--- EXTRACTED MATERIAL ---
====
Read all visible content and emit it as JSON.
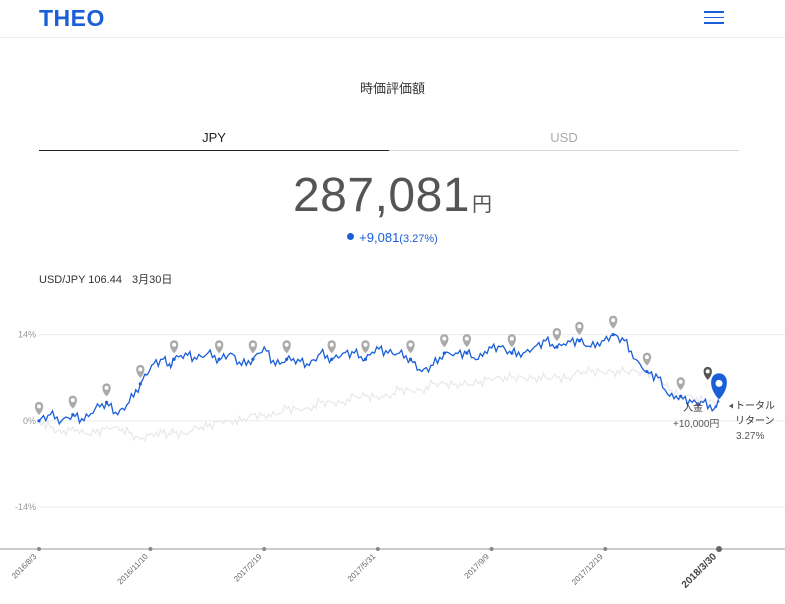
{
  "header": {
    "logo": "THEO",
    "menu_icon": "hamburger-menu-icon"
  },
  "section_title": "時価評価額",
  "tabs": [
    {
      "label": "JPY",
      "active": true
    },
    {
      "label": "USD",
      "active": false
    }
  ],
  "valuation": {
    "amount": "287,081",
    "unit": "円",
    "change": "+9,081",
    "change_pct": "(3.27%)"
  },
  "fx": {
    "label": "USD/JPY 106.44",
    "date": "3月30日"
  },
  "colors": {
    "brand": "#1a5fd8",
    "series_primary": "#1a5fd8",
    "series_benchmark": "#e6e6ec",
    "marker": "#aaaaaa"
  },
  "chart_data": {
    "type": "line",
    "y_ticks": [
      "14%",
      "0%",
      "-14%"
    ],
    "y_tick_values": [
      14,
      0,
      -14
    ],
    "ylim": [
      -20,
      18
    ],
    "x_tick_labels": [
      "2016/8/3",
      "2016/11/10",
      "2017/2/19",
      "2017/5/31",
      "2017/9/9",
      "2017/12/19",
      "2018/3/30"
    ],
    "x_tick_values": [
      0,
      99,
      200,
      301,
      402,
      503,
      604
    ],
    "xlim": [
      0,
      604
    ],
    "series": [
      {
        "x": [
          0,
          10,
          20,
          30,
          40,
          50,
          60,
          70,
          80,
          90,
          100,
          110,
          115,
          120,
          130,
          140,
          150,
          160,
          170,
          180,
          190,
          200,
          210,
          220,
          230,
          240,
          250,
          260,
          270,
          280,
          290,
          300,
          310,
          320,
          330,
          340,
          350,
          360,
          370,
          380,
          390,
          400,
          410,
          420,
          430,
          440,
          450,
          460,
          470,
          480,
          490,
          500,
          510,
          520,
          530,
          540,
          550,
          560,
          570,
          580,
          590,
          600,
          604
        ],
        "values": [
          0,
          1,
          0,
          1,
          0,
          2,
          3,
          1,
          3,
          6,
          9,
          10,
          9,
          10,
          11,
          10,
          11,
          10,
          11,
          9,
          10,
          12,
          9,
          10,
          10,
          9,
          11,
          10,
          11,
          11,
          10,
          12,
          11,
          11,
          10,
          8,
          9,
          11,
          11,
          11,
          10,
          12,
          12,
          11,
          11,
          12,
          13,
          12,
          13,
          13,
          12,
          13,
          14,
          13,
          10,
          8,
          7,
          4,
          4,
          3,
          3,
          2,
          3
        ]
      },
      {
        "x": [
          0,
          10,
          20,
          30,
          40,
          50,
          60,
          70,
          80,
          90,
          100,
          110,
          115,
          120,
          130,
          140,
          150,
          160,
          170,
          180,
          190,
          200,
          210,
          220,
          230,
          240,
          250,
          260,
          270,
          280,
          290,
          300,
          310,
          320,
          330,
          340,
          350,
          360,
          370,
          380,
          390,
          400,
          410,
          420,
          430,
          440,
          450,
          460,
          470,
          480,
          490,
          500,
          510,
          520,
          530,
          540,
          550,
          560,
          570,
          580,
          590,
          600,
          604
        ],
        "values": [
          0,
          -1,
          -2,
          -1,
          -2,
          -2,
          -1,
          -1,
          -2,
          -3,
          -2,
          -2,
          -2,
          -2,
          -2,
          -1,
          -1,
          0,
          0,
          0,
          1,
          1,
          1,
          2,
          2,
          2,
          3,
          3,
          3,
          4,
          4,
          4,
          4,
          5,
          5,
          5,
          6,
          6,
          6,
          6,
          6,
          7,
          7,
          7,
          7,
          7,
          7,
          7,
          7,
          8,
          8,
          8,
          8,
          8,
          8,
          8,
          7,
          5,
          4,
          4,
          3,
          3,
          3
        ]
      }
    ],
    "annotations": [
      {
        "label": "入金",
        "value": "+10,000円"
      },
      {
        "label": "トータル",
        "label2": "リターン",
        "value": "3.27%"
      }
    ],
    "grid": true
  }
}
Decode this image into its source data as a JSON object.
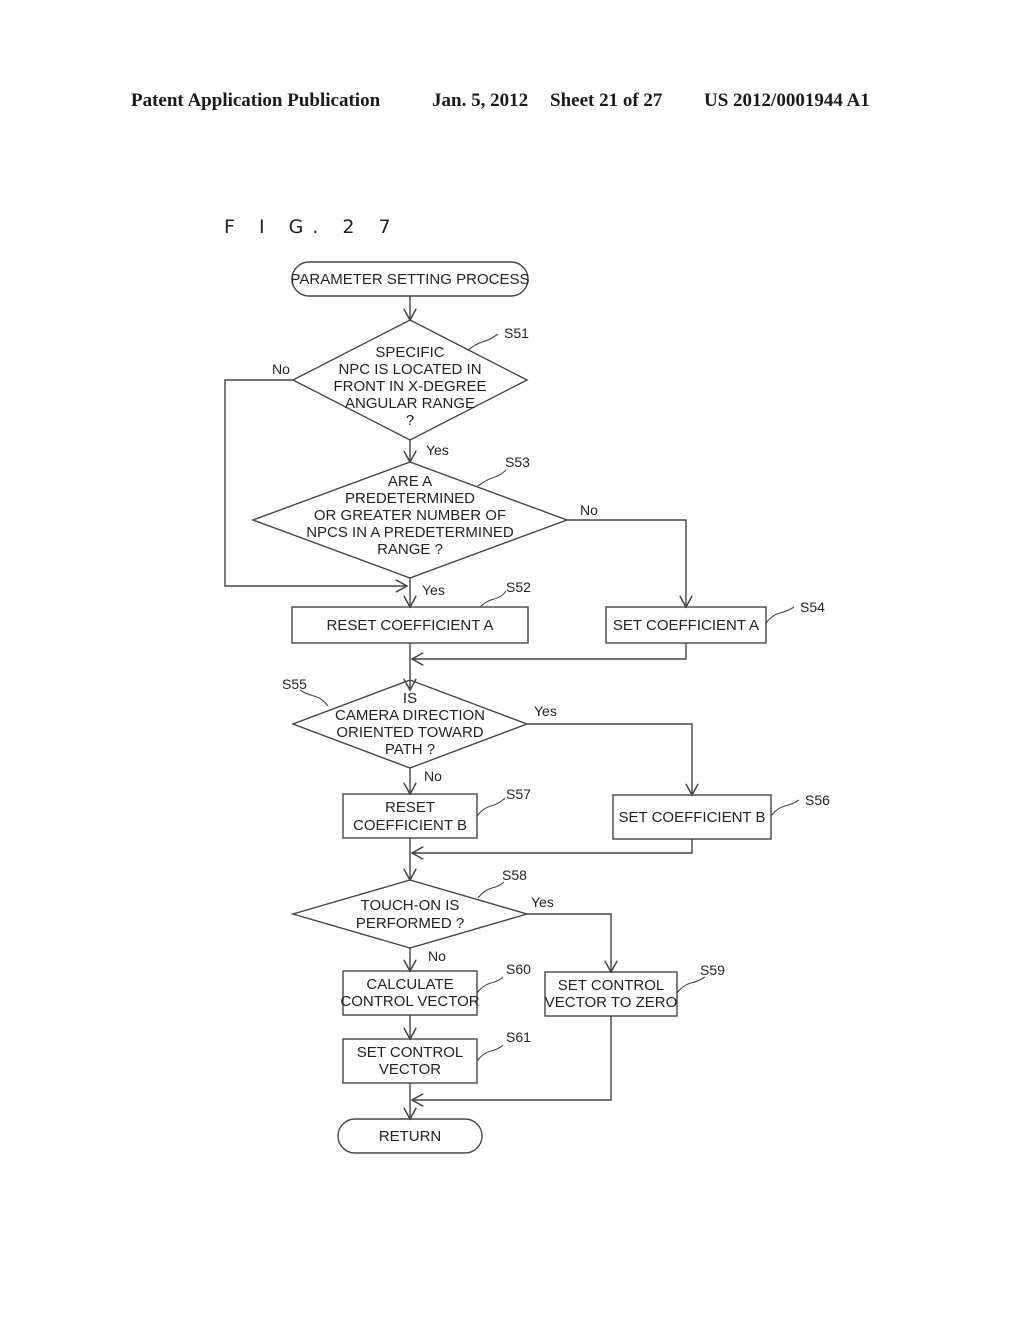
{
  "header": {
    "publication": "Patent Application Publication",
    "date": "Jan. 5, 2012",
    "sheet": "Sheet 21 of 27",
    "number": "US 2012/0001944 A1"
  },
  "figure_label": "F I G. 2 7",
  "flowchart": {
    "start": "PARAMETER SETTING PROCESS",
    "end": "RETURN",
    "steps": {
      "S51": {
        "id": "S51",
        "type": "decision",
        "lines": [
          "SPECIFIC",
          "NPC IS LOCATED IN",
          "FRONT IN X-DEGREE",
          "ANGULAR RANGE",
          "?"
        ]
      },
      "S53": {
        "id": "S53",
        "type": "decision",
        "lines": [
          "ARE A",
          "PREDETERMINED",
          "OR GREATER NUMBER OF",
          "NPCS IN A PREDETERMINED",
          "RANGE ?"
        ]
      },
      "S52": {
        "id": "S52",
        "type": "process",
        "lines": [
          "RESET COEFFICIENT A"
        ]
      },
      "S54": {
        "id": "S54",
        "type": "process",
        "lines": [
          "SET COEFFICIENT A"
        ]
      },
      "S55": {
        "id": "S55",
        "type": "decision",
        "lines": [
          "IS",
          "CAMERA DIRECTION",
          "ORIENTED TOWARD",
          "PATH ?"
        ]
      },
      "S57": {
        "id": "S57",
        "type": "process",
        "lines": [
          "RESET",
          "COEFFICIENT B"
        ]
      },
      "S56": {
        "id": "S56",
        "type": "process",
        "lines": [
          "SET COEFFICIENT B"
        ]
      },
      "S58": {
        "id": "S58",
        "type": "decision",
        "lines": [
          "TOUCH-ON IS",
          "PERFORMED ?"
        ]
      },
      "S60": {
        "id": "S60",
        "type": "process",
        "lines": [
          "CALCULATE",
          "CONTROL VECTOR"
        ]
      },
      "S59": {
        "id": "S59",
        "type": "process",
        "lines": [
          "SET CONTROL",
          "VECTOR TO ZERO"
        ]
      },
      "S61": {
        "id": "S61",
        "type": "process",
        "lines": [
          "SET CONTROL",
          "VECTOR"
        ]
      }
    },
    "branch_labels": {
      "S51_no": "No",
      "S51_yes": "Yes",
      "S53_no": "No",
      "S53_yes": "Yes",
      "S55_yes": "Yes",
      "S55_no": "No",
      "S58_yes": "Yes",
      "S58_no": "No"
    }
  }
}
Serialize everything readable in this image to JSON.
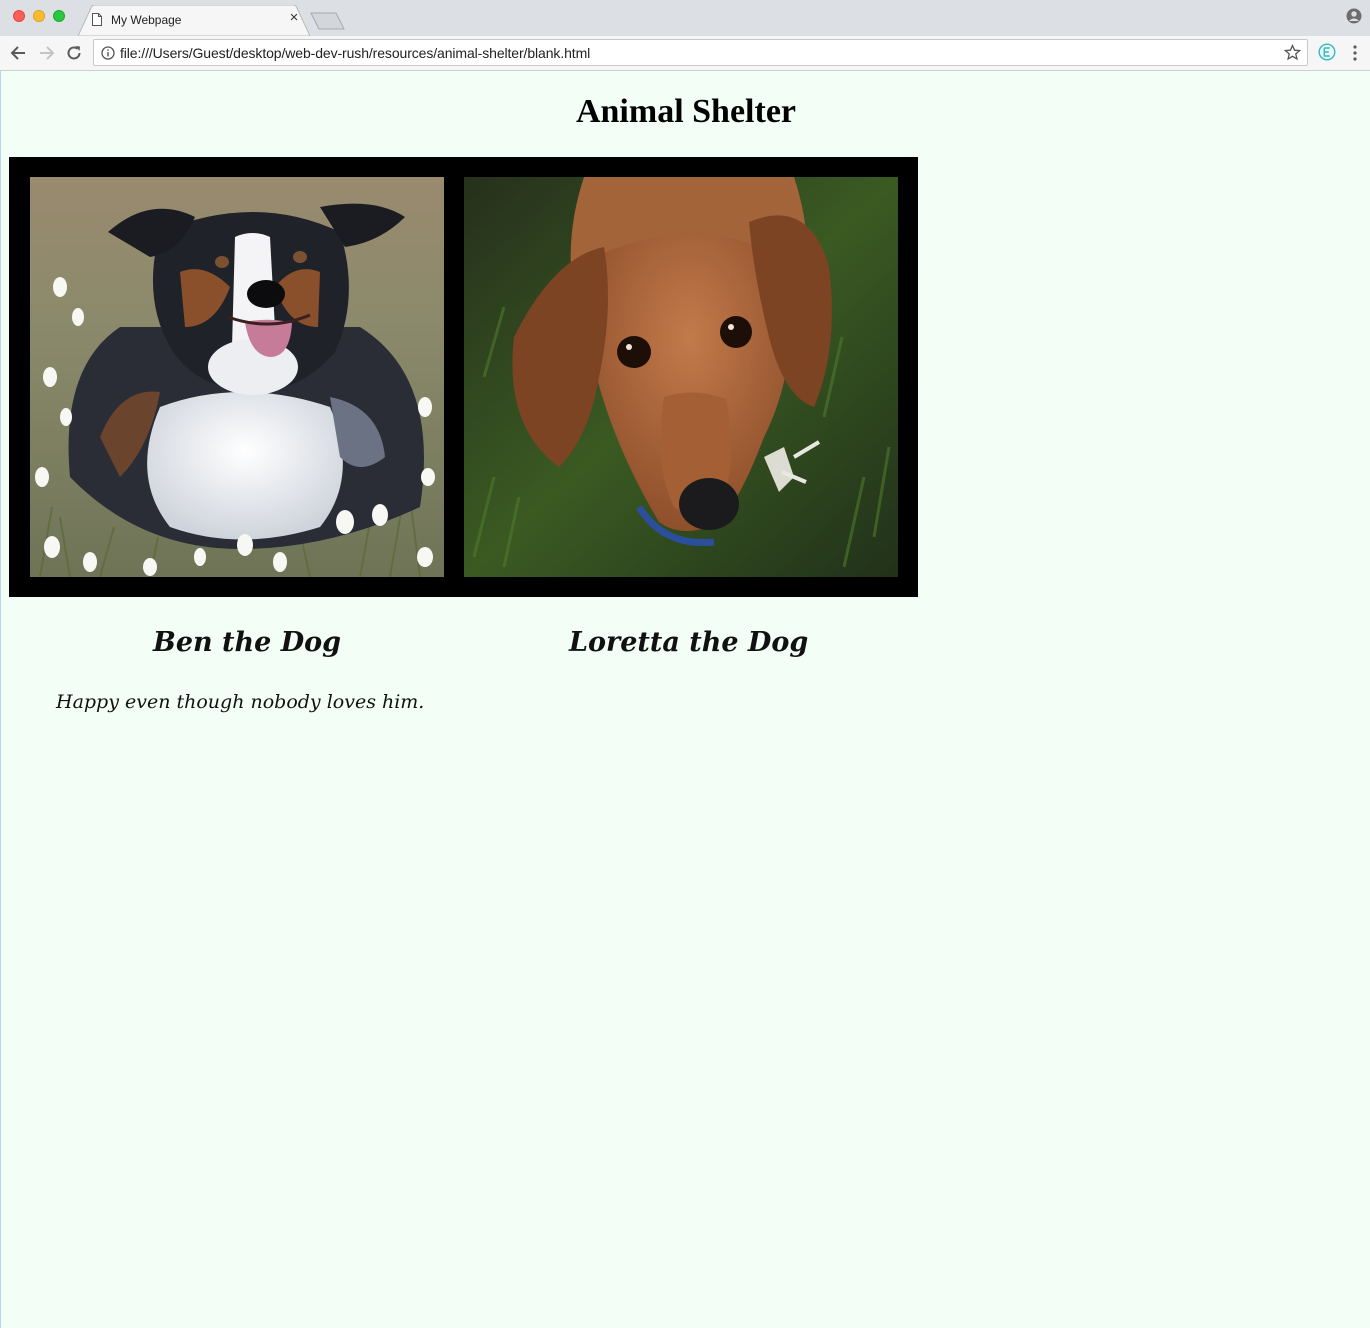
{
  "browser": {
    "tab_title": "My Webpage",
    "tab_close_glyph": "×",
    "url": "file:///Users/Guest/desktop/web-dev-rush/resources/animal-shelter/blank.html",
    "icons": [
      "page-icon",
      "back-icon",
      "forward-icon",
      "reload-icon",
      "info-icon",
      "star-icon",
      "extension-icon",
      "menu-icon",
      "profile-icon"
    ]
  },
  "page": {
    "title": "Animal Shelter",
    "background": "#f3fef7",
    "animals": [
      {
        "name": "Ben the Dog",
        "description": "Happy even though nobody loves him."
      },
      {
        "name": "Loretta the Dog"
      }
    ]
  }
}
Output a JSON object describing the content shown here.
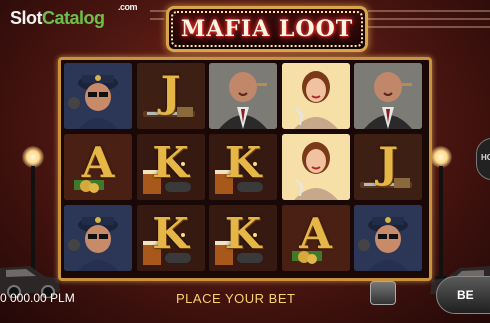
{
  "watermark": {
    "part1": "Slot",
    "part2": "Catalog",
    "part3": ".com"
  },
  "game": {
    "title": "MAFIA LOOT"
  },
  "reels": [
    [
      "policeman",
      "A",
      "policeman"
    ],
    [
      "J",
      "K",
      "K"
    ],
    [
      "boss",
      "K",
      "K"
    ],
    [
      "lady",
      "lady",
      "A"
    ],
    [
      "boss",
      "J",
      "policeman"
    ]
  ],
  "footer": {
    "balance": "0 000.00 PLM",
    "status": "PLACE YOUR BET",
    "bet_label": "BE",
    "hold_label": "HOL"
  }
}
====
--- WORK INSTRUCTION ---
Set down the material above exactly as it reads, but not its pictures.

--- RESPONSE ---
Read all visible content and emit it as JSON.
{
  "header": {
    "logo": "THEO",
    "menu_icon": "hamburger-menu-icon"
  },
  "section_title": "時価評価額",
  "tabs": [
    {
      "label": "JPY",
      "active": true
    },
    {
      "label": "USD",
      "active": false
    }
  ],
  "valuation": {
    "amount": "287,081",
    "unit": "円",
    "change": "+9,081",
    "change_pct": "(3.27%)"
  },
  "fx": {
    "label": "USD/JPY 106.44",
    "date": "3月30日"
  },
  "colors": {
    "brand": "#1a5fd8",
    "series_primary": "#1a5fd8",
    "series_benchmark": "#e6e6ec",
    "marker": "#aaaaaa"
  },
  "chart_data": {
    "type": "line",
    "y_ticks": [
      "14%",
      "0%",
      "-14%"
    ],
    "y_tick_values": [
      14,
      0,
      -14
    ],
    "ylim": [
      -20,
      18
    ],
    "x_tick_labels": [
      "2016/8/3",
      "2016/11/10",
      "2017/2/19",
      "2017/5/31",
      "2017/9/9",
      "2017/12/19",
      "2018/3/30"
    ],
    "x_tick_values": [
      0,
      99,
      200,
      301,
      402,
      503,
      604
    ],
    "xlim": [
      0,
      604
    ],
    "series": [
      {
        "x": [
          0,
          10,
          20,
          30,
          40,
          50,
          60,
          70,
          80,
          90,
          100,
          110,
          115,
          120,
          130,
          140,
          150,
          160,
          170,
          180,
          190,
          200,
          210,
          220,
          230,
          240,
          250,
          260,
          270,
          280,
          290,
          300,
          310,
          320,
          330,
          340,
          350,
          360,
          370,
          380,
          390,
          400,
          410,
          420,
          430,
          440,
          450,
          460,
          470,
          480,
          490,
          500,
          510,
          520,
          530,
          540,
          550,
          560,
          570,
          580,
          590,
          600,
          604
        ],
        "values": [
          0,
          1,
          0,
          1,
          0,
          2,
          3,
          1,
          3,
          6,
          9,
          10,
          9,
          10,
          11,
          10,
          11,
          10,
          11,
          9,
          10,
          12,
          9,
          10,
          10,
          9,
          11,
          10,
          11,
          11,
          10,
          12,
          11,
          11,
          10,
          8,
          9,
          11,
          11,
          11,
          10,
          12,
          12,
          11,
          11,
          12,
          13,
          12,
          13,
          13,
          12,
          13,
          14,
          13,
          10,
          8,
          7,
          4,
          4,
          3,
          3,
          2,
          3
        ]
      },
      {
        "x": [
          0,
          10,
          20,
          30,
          40,
          50,
          60,
          70,
          80,
          90,
          100,
          110,
          115,
          120,
          130,
          140,
          150,
          160,
          170,
          180,
          190,
          200,
          210,
          220,
          230,
          240,
          250,
          260,
          270,
          280,
          290,
          300,
          310,
          320,
          330,
          340,
          350,
          360,
          370,
          380,
          390,
          400,
          410,
          420,
          430,
          440,
          450,
          460,
          470,
          480,
          490,
          500,
          510,
          520,
          530,
          540,
          550,
          560,
          570,
          580,
          590,
          600,
          604
        ],
        "values": [
          0,
          -1,
          -2,
          -1,
          -2,
          -2,
          -1,
          -1,
          -2,
          -3,
          -2,
          -2,
          -2,
          -2,
          -2,
          -1,
          -1,
          0,
          0,
          0,
          1,
          1,
          1,
          2,
          2,
          2,
          3,
          3,
          3,
          4,
          4,
          4,
          4,
          5,
          5,
          5,
          6,
          6,
          6,
          6,
          6,
          7,
          7,
          7,
          7,
          7,
          7,
          7,
          7,
          8,
          8,
          8,
          8,
          8,
          8,
          8,
          7,
          5,
          4,
          4,
          3,
          3,
          3
        ]
      }
    ],
    "annotations": [
      {
        "label": "入金",
        "value": "+10,000円"
      },
      {
        "label": "トータル",
        "label2": "リターン",
        "value": "3.27%"
      }
    ],
    "grid": true
  }
}
Decode this image into its source data as a JSON object.
{
  "header": {
    "publication": "Patent Application Publication",
    "date": "Jan. 5, 2012",
    "sheet": "Sheet 21 of 27",
    "number": "US 2012/0001944 A1"
  },
  "figure_label": "F I G. 2 7",
  "flowchart": {
    "start": "PARAMETER SETTING PROCESS",
    "end": "RETURN",
    "steps": {
      "S51": {
        "id": "S51",
        "type": "decision",
        "lines": [
          "SPECIFIC",
          "NPC IS LOCATED IN",
          "FRONT IN X-DEGREE",
          "ANGULAR RANGE",
          "?"
        ]
      },
      "S53": {
        "id": "S53",
        "type": "decision",
        "lines": [
          "ARE A",
          "PREDETERMINED",
          "OR GREATER NUMBER OF",
          "NPCS IN A PREDETERMINED",
          "RANGE ?"
        ]
      },
      "S52": {
        "id": "S52",
        "type": "process",
        "lines": [
          "RESET COEFFICIENT A"
        ]
      },
      "S54": {
        "id": "S54",
        "type": "process",
        "lines": [
          "SET COEFFICIENT A"
        ]
      },
      "S55": {
        "id": "S55",
        "type": "decision",
        "lines": [
          "IS",
          "CAMERA DIRECTION",
          "ORIENTED TOWARD",
          "PATH ?"
        ]
      },
      "S57": {
        "id": "S57",
        "type": "process",
        "lines": [
          "RESET",
          "COEFFICIENT B"
        ]
      },
      "S56": {
        "id": "S56",
        "type": "process",
        "lines": [
          "SET COEFFICIENT B"
        ]
      },
      "S58": {
        "id": "S58",
        "type": "decision",
        "lines": [
          "TOUCH-ON IS",
          "PERFORMED ?"
        ]
      },
      "S60": {
        "id": "S60",
        "type": "process",
        "lines": [
          "CALCULATE",
          "CONTROL VECTOR"
        ]
      },
      "S59": {
        "id": "S59",
        "type": "process",
        "lines": [
          "SET CONTROL",
          "VECTOR TO ZERO"
        ]
      },
      "S61": {
        "id": "S61",
        "type": "process",
        "lines": [
          "SET CONTROL",
          "VECTOR"
        ]
      }
    },
    "branch_labels": {
      "S51_no": "No",
      "S51_yes": "Yes",
      "S53_no": "No",
      "S53_yes": "Yes",
      "S55_yes": "Yes",
      "S55_no": "No",
      "S58_yes": "Yes",
      "S58_no": "No"
    }
  }
}
Serialize everything readable in this image to JSON.
{
  "browser": {
    "tab_title": "My Webpage",
    "tab_close_glyph": "×",
    "url": "file:///Users/Guest/desktop/web-dev-rush/resources/animal-shelter/blank.html",
    "icons": [
      "page-icon",
      "back-icon",
      "forward-icon",
      "reload-icon",
      "info-icon",
      "star-icon",
      "extension-icon",
      "menu-icon",
      "profile-icon"
    ]
  },
  "page": {
    "title": "Animal Shelter",
    "background": "#f3fef7",
    "animals": [
      {
        "name": "Ben the Dog",
        "description": "Happy even though nobody loves him."
      },
      {
        "name": "Loretta the Dog"
      }
    ]
  }
}
Output a JSON object describing the content shown here.
{
  "watermark": {
    "part1": "Slot",
    "part2": "Catalog",
    "part3": ".com"
  },
  "game": {
    "title": "MAFIA LOOT"
  },
  "reels": [
    [
      "policeman",
      "A",
      "policeman"
    ],
    [
      "J",
      "K",
      "K"
    ],
    [
      "boss",
      "K",
      "K"
    ],
    [
      "lady",
      "lady",
      "A"
    ],
    [
      "boss",
      "J",
      "policeman"
    ]
  ],
  "footer": {
    "balance": "0 000.00 PLM",
    "status": "PLACE YOUR BET",
    "bet_label": "BE",
    "hold_label": "HOL"
  }
}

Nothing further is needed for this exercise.